Activity
Give the count of lines in the data that include "handle", with no other words.

# # # #

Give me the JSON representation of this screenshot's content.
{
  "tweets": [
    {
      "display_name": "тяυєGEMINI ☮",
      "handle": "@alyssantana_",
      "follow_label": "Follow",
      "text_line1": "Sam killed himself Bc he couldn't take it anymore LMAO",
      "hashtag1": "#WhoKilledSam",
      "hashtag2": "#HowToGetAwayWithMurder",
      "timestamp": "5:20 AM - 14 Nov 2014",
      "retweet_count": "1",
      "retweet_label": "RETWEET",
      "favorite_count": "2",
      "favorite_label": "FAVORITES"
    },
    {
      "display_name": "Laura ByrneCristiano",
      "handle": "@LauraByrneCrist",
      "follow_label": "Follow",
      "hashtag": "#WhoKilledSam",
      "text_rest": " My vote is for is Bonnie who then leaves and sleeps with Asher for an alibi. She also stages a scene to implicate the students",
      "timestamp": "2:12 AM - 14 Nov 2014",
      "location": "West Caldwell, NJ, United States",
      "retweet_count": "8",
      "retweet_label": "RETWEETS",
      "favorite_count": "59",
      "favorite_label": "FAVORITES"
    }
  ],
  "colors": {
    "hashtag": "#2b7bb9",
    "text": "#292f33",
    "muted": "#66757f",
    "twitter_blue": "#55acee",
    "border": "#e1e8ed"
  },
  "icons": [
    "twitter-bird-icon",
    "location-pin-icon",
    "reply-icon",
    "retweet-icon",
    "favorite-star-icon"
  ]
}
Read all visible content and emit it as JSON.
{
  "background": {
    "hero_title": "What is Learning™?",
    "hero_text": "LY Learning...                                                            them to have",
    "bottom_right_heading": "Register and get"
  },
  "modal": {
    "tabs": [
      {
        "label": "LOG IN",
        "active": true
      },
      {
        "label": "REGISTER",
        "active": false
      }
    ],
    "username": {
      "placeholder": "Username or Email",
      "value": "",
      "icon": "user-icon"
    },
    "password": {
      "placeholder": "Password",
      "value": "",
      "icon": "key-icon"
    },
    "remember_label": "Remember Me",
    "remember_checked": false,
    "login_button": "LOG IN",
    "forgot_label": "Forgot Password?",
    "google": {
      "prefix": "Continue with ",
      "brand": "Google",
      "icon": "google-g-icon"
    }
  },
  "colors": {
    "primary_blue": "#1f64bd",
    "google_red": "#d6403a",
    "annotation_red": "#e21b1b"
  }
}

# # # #

Exercise output
2